After the door had slammed in his face, Cop returned to his desk and sank into his chair, torn between laughter and tears. "You didn't let me finish, Tabitha," he muttered, rubbing his burning eyes. "You remind me of your father… before he met your mother."
As she stepped from the shower, a dripping Tabitha Lennox groped for her glasses even before she reached for the towel. Most of her coworkers poked fun at her behind her back for clinging to the archaic devices when corneal molding had been perfected nearly a decade ago, but she preferred the cool solidity of wire frames to having her eyeballs manipulated by a stranger. Her eyesight wasn't really that bad. Sometimes she suspected she wore them more out of habit than need.
She towel-dried her thick hair and slathered cold cream on her face, then wiggled into a pair of cotton panties and the sturdy L.L. Bean pajamas she'd draped over the towel warmer before entering the shower. The heated flannel enfolded her like an invisible hug. A contented sigh escaped her as she slid her feet into a pair of plush slippers designed to resemble giant chipmunks – her one concession to whimsy.

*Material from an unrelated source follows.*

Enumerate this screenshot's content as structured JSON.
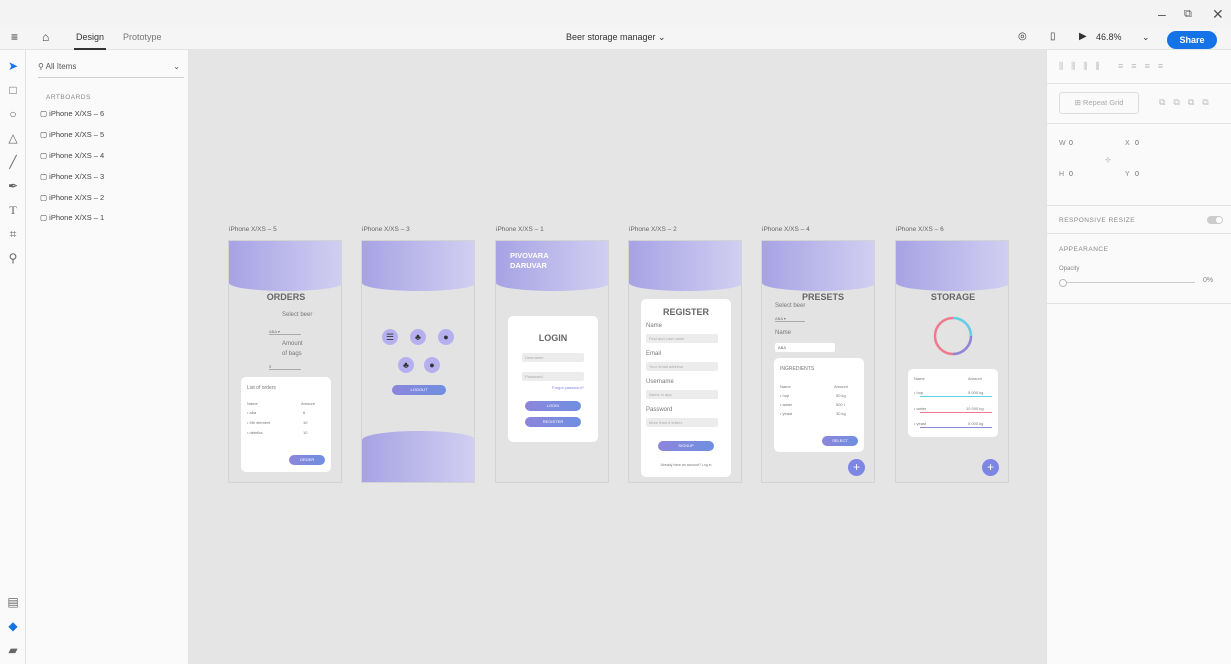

She padded through the penthouse living room to the efficiency kitchen, pointedly ignoring the manila envelope she'd tossed on the couch after returning from her meeting with Uncle Cop.
She opened the freezer. Her hand wavered between a Lean Tureen frozen dinner that promised zero calories due to the addition of Phat! – the dramatic new fat substitute – and a frosty tub of Haagen-Dazs. After several seconds of agonizing, she defiantly chose the ice cream.
So what if she had a few extra pounds clinging to her midriff? Her baggy slacks and lab coat would hide a multitude of sins. And it certainly wasn't as if anyone was going to be seeing her without them.
As she fished
"Well, hello, little Lucy," Tabitha crooned, squatting to spoon a dab of ice cream into the kitten's bowl. "Did you miss Mommy while she was at work?"
The tiny black cat had been a twenty-third birthday gift from her parents. Fearing that Tabitha would be inconsolable after family cat Lucifer expired at the crotchety old age of twenty-two, her father had arranged for Lucifer's sperm to be frozen until it was needed. With the animal overpopulation crisis finally resolved, test tube kittens were becoming all the rage.
Still skirting the couch, Tabitha paused at the wall keypad to choose a musical selection from the digitalized menu, finally settling on Nina Simone's "I Want a Little Sugar In My Bowl." The sultry warble coaxed a wry smile from Tabitha's lips. She already had a little sugar in her bowl.
She savored a mouthful of ice cream as she watched the lacy snowflakes drift past the glass expanse of the north wall. How pleasant it was to be warm and cozy with a winter storm raging right outside the window! In the past few months, the penthouse had become her haven – the only place where she truly felt safe.
She knew it had hurt her parents' feelings when she'd retreated there after her graduation from M.I.T. They had rejected the spacious suite located at the pinnacle of Lennox Tower years ago in favor of a sprawling Victorian mansion with no climate control system and windows that swung open to beckon in both sunshine and rain.
Tabitha had always felt like an intruder there. Although her parents had made every effort to draw her into their charmed circle, she chose to remain standing outside, too shy to accept their invitation. She would never break their hearts by confessing that she felt more at home with the anonymous strangers battling their way through the snow-clogged city streets below.
Touch of Enchantment by Teresa Medeiros / History & Fiction have rating 4 out of 5 / Based on32 votes